FOOL PLATE SPECIAL
An Investment Opinion
Yahoo! Makes Q3 Noise Dave Marino-Nachison (TMF Braden)
October 7, 1999
Shares of portal giant Yahoo! (Nasdaq: YHOO) leapt out of the starting box this morning after the company reported impressive third-quarter earnings last night.
The numbers were of the massive sort expected from Rule Makers, an exclusive Foolish club to which Yahoo! belongs. Here's a quick rundown of a few meaningful figures of various stripe: Revenues were up 134% to $155.1 million, gross profits expanded to 84.7% from 80.9%, and net income was $0.14 per share, up from $0.02 a year ago and handily beating Wall Street's $0.09 consensus estimate. A gaggle of brokerages upgraded the stock this morning.
On the balance sheet side, Yahoo! has $791 million in cash -- up from $638 million at the end of Q2 -- and no debt. (There's an awful lot of data in the company's press release, so it's probably not a bad idea to click here and check it out in full.)

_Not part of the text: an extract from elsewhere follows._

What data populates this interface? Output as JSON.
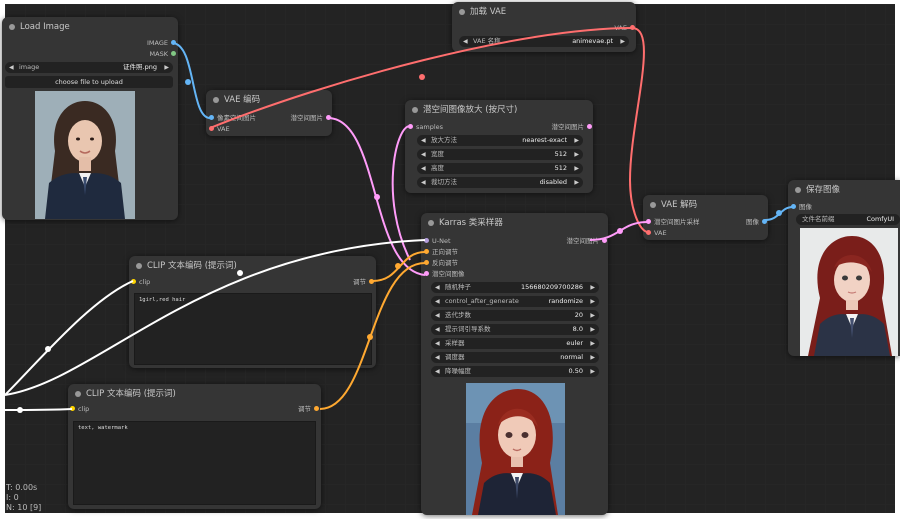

When a company reports numbers like those, its executives just love those conference calls -- and you could almost hear a flush of arrogance as CFO Gary Valenzuela ran down the company's financial results, pronouncing "analysts' estimates" like he was spitting snake poison into the dirt.
With a blowout quarter hanging like a Colt pistol at his side, Chairman and CEO Tim Koogle was free to pontificate rather than dissect the nitty-gritty of his company's last three months. In so doing, he probably thrilled Tom Gardner's Rule Maker team by making sure investors fully understood his company's dedication to the continued domination of its slice of the world.
"You can rest assured that we are as paranoid and as focused as ever on extending our franchise worldwide and as far as possible," Koogle said. "We'll be relentless in serving our customers extremely well and taking as large a share of the market as possible."
The key for companies like Yahoo! -- the Internet's top website in terms of unique visitors for August, according to Media Metrix -- is to broaden service offerings, increase accessibility, and deepen the amount of information in every category, all the while increasing brand awareness. Koogle wants his company to be everything to everyone on the Web, and as impossible as that may seem, no company is closer.
Koogle laid out six trends he believes will shape the evolution of the Web: a rapidly growing world market in terms of both users and spending; increased growth in available bandwidth and access; a trend toward multi-device and multi-network access; the rapid adaptation of Web-based enabled commerce worldwide; continued growth in integrated communications services; and a transition from distributed application software products to services.
"Yahoo! has strong positions in all these areas," Koogle said, "and it is our full intention to aggressively extend those positions."
It's international expansion that Koogle appeared most concerned with in last night's call, as he believes that for all of the untapped opportunity lingering in the U.S. there is even more overseas where the infrastructure and brands are less developed by comparison.
And although "international markets" sometimes seems like the latest 'Net buzzword meant to stir enthusiasm about potential growth, Yahoo! appears willing to spend to land foreign market access. In Q3, operating margins suffered when compared to last year's in part because of international efforts and the beefing-up of sales staff, according to the company.
"I think that all of you are beginning to see the power that a big brand, a truly direct global presence, and an integrated media, communication, and commerce platform can deliver," Koogle said. "The global service we have created... creates a business with inherent self-reinforcing scale and from which truly superior financial results can be derived if properly managed."
Judging not only by past results but by the company's apparent positioning and aggression, it would seem Yahoo! is on its way to delivering more results like the ones it turned in last night.